Thursday, October 03, 2019

Board Member Brown discusses ways in which PCAOB could be more transparent

By John Filar Atwood

Although the PCAOB is not subject to federal transparency laws such as the Sunshine Act, the Freedom of Information Act, and the Administrative Procedure Act, Board Member J. Robert Brown, Jr. believes the board should choose to be more open with its information and decisions. In remarks at the Fall Conference of the Council of Institutional Investors, Brown noted that a participant at the board’s recent Investor Advisory Group meeting called the PCAOB “completely opaque,” and Brown suggested a number of steps to improve that perception.

Before outlining his recommendations, Brown acknowledged that the board has taken some steps to be more open. He pointed out that the board adopted a strategic plan that includes the promise of increased transparency and provided the opportunity for public comment on the plan. He also noted that the PCAOB has created a new position designed to engage in outreach and is developing a new approach to inspection reports that should provide investors and the public with results that are more accessible.

Transparency recommendations. In Brown’s view, these steps offer only limited additional insight into the PCAOB’s role, and more can be done. He suggested the creation of a board corner on its website where it would disclose relevant correspondence from third parties, as well as any responses, keeping confidential anything required by statute or otherwise exempt under the FOIA. He believes the corner could include calendars for the full board that shows the outside groups who met with the PCAOB, including the agendas for the meetings.

He also recommended that the board provide a mechanism that would allow any stakeholder to petition for a change in board standards or rules. The board would post the petition and any comments thereon. He also would like to see the PACOB post memoranda identifying outside groups that discussed any ongoing rulemaking matters with the board.

In Brown’s opinion, the PCAOB could better take into account the informational asymmetries between those it oversees and the public. He cited an example of when the board alters its approach to inspections, and how regulated entities will often become aware of the changes when they are implemented. The board can do a better job at making this type of information available to the public on a more routine and fulsome basis, he said.

He suggested that the board provide an explicit invitation on its website to investors and stakeholders about scheduling meetings with the PCAOB, and that it take an inventory of information that it has kept confidential and reconsider the approach given the passage of time. Brown emphasized that it is not the number of documents that are disclosed that is important, but to create a culture of openness with respect to the PCAOB’s thought process and approach to its mission.

Accountability. Brown also addressed the issue of accountability, using the Division of Registration and Inspections (DRI) as his focus. The PCAOB is primarily an inspections organization, he noted, with 60 percent of its personnel accounted for by the DRI. Given its importance to the board, he believes the DRI is doing an excellent job improving audit quality and building trust in the financial disclosure system.
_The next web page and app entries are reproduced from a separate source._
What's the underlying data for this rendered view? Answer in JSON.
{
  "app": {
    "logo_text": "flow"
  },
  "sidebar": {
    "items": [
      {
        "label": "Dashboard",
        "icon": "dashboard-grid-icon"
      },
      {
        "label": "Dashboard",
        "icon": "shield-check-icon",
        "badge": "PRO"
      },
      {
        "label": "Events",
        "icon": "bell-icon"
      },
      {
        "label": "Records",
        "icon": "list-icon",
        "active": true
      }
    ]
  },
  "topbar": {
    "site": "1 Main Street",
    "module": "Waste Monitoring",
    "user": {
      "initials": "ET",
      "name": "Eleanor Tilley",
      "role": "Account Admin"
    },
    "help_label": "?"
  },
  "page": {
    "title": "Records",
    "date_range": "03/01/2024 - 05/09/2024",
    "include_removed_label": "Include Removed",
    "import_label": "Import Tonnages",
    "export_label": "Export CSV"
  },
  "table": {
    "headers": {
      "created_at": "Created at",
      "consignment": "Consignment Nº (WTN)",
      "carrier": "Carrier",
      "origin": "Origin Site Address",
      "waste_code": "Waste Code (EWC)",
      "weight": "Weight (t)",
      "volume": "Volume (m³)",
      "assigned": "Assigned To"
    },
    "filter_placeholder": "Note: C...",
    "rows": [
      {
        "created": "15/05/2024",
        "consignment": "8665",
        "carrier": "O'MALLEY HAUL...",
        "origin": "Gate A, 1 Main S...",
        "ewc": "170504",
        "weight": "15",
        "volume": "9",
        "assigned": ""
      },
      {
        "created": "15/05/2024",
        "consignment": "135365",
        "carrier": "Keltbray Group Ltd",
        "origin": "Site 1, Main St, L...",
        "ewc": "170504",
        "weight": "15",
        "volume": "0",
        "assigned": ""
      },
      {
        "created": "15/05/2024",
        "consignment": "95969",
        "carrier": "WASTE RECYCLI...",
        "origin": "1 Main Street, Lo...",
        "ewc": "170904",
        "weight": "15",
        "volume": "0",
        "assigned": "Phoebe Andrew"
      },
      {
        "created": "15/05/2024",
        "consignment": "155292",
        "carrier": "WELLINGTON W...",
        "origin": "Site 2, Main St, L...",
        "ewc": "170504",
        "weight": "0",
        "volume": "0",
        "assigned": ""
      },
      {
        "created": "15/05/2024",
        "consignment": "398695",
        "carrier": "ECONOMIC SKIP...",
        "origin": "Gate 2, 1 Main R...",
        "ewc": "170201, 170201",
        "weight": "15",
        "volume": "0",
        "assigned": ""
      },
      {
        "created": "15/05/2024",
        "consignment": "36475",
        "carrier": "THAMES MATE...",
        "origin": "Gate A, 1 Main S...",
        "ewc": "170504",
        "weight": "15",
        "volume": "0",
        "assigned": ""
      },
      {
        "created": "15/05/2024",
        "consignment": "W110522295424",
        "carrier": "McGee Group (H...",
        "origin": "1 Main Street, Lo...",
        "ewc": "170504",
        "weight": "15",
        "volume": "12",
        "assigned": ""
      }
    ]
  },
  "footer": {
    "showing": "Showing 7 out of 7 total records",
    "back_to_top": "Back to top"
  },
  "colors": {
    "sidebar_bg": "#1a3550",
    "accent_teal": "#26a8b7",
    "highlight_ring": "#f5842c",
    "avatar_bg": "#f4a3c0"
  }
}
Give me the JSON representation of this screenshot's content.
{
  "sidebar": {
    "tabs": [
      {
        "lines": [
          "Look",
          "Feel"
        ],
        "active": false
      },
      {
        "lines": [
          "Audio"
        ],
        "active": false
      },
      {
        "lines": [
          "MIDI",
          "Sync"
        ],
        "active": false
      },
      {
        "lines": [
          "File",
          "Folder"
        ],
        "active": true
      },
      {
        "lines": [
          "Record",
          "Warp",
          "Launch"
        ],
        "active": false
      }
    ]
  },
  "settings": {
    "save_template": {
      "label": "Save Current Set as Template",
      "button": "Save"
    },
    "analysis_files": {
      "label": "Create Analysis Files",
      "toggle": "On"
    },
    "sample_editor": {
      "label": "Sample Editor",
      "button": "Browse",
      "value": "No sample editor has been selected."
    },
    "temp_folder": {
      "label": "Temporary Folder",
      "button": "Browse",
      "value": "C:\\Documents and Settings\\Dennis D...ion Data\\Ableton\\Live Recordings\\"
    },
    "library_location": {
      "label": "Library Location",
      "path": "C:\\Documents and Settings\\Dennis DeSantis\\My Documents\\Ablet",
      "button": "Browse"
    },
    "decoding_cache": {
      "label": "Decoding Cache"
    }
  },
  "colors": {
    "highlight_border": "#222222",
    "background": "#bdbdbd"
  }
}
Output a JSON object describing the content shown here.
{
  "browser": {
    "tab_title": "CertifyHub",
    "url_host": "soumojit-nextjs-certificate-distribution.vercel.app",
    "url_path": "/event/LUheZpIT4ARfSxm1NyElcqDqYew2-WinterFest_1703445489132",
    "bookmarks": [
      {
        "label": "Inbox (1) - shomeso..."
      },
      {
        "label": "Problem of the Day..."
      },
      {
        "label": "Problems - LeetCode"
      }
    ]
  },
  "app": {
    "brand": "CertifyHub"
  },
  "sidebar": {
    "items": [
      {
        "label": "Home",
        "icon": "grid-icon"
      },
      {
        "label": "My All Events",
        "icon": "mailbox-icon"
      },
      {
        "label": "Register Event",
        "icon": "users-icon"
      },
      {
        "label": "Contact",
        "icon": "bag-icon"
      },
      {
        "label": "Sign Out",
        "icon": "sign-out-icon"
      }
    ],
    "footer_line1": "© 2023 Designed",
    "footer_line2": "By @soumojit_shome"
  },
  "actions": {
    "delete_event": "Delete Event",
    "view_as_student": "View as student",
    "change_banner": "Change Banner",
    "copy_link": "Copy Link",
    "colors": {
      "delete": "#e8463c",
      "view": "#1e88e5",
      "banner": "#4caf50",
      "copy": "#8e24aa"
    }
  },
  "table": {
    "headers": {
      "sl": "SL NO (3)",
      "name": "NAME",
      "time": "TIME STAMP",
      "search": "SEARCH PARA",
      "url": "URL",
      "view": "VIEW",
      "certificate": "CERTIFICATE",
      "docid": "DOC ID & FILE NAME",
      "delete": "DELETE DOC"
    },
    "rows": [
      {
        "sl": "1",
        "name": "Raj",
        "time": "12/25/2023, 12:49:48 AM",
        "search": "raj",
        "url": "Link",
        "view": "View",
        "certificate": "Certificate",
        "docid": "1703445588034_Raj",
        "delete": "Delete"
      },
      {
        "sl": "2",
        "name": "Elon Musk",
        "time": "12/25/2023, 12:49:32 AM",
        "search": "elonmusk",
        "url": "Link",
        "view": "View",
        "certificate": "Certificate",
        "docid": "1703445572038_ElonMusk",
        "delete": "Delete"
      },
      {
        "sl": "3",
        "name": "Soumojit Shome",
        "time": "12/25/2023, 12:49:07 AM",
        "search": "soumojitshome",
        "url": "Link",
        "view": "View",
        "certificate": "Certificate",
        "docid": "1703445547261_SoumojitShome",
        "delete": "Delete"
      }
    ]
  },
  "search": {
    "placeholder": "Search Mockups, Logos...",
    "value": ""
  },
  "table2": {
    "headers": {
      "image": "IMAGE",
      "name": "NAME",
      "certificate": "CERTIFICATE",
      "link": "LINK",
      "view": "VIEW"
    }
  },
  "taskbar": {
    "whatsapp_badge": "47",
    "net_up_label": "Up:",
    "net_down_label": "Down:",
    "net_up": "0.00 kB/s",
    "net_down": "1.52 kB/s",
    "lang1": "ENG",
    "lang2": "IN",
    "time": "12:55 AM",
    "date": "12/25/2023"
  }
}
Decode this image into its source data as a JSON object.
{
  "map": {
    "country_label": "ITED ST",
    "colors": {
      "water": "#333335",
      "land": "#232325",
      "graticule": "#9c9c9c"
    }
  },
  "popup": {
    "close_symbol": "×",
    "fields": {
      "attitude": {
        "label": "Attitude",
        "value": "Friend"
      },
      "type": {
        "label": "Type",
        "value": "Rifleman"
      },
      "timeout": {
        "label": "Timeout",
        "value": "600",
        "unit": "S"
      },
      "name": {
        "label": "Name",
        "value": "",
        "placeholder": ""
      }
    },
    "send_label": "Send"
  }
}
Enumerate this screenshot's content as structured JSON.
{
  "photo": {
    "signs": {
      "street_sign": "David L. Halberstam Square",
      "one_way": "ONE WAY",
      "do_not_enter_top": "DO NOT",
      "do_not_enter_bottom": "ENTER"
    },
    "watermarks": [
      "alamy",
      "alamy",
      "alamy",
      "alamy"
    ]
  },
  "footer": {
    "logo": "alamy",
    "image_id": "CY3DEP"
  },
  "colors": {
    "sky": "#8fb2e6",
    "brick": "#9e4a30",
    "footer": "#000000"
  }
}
According to Brown, each year the DRI inspects about 160 audit firms in the U.S. and in 30 foreign jurisdictions. It reviews portions of over 700 public company audits, not including the more than 100 broker-dealer audits. The DRI’s inspection program is has raised audit quality both domestically and globally, he said.

New approach to inspections. Past accomplishments do not ensure future success, Brown said, so the DRI is developing approaches that will help increase the quality of audits going forward. One example is how the DRI is conducting a deeper review of the system of quality control employed by the largest firms. DRI is looking into the design and operating effectiveness of each system, he noted, and improvements to these systems could improve quality at the engagement level.

He pointed out that DRI also is using a new “target” team that is performing inspections on specific procedures across a number of audit firms. The team, which is made up of about 10 inspectors, will allow DRI to be more agile and responsive, and focused on topics that involve current or emerging risks, in Brown’s opinion.

DRI also is increasing accountability through greater involvement with audit committee chairs, Brown said. DRI has implemented a policy of reaching out to more audit committees, with interviews of more than 250 chairs conducted by the end of August. This allows audit committee chairs to gain insight into the role of the PCAOB and the importance of the inspection process and provides the board with information it needs to help advance audit committees’ gatekeeper function, Brown noted.

Brown also commended the DRI for its role in ensuring proper implementation of critical audit matters (CAMs). Now that the requirement has become effective, DRI is inspecting the audit reports for many of the 70 large accelerated filers that had fiscal years ending on June 30, the effective date for CAMs. Brown hopes the PCAOB will learn from DRI inspections of the approach to the determination of CAMs and how they were communicated in the audit report.

Looking ahead, Brown said that another area that needs to be addressed is the board’s engagement selection process. The PCAOB cannot inspect every audit given its limited resources, Brown noted. He hopes the board will examine whether, when determining which audits to inspect, it is using the right criteria to make the selections, and whether should focus more on audits where there is a higher risk of accounting violations in the financial statements.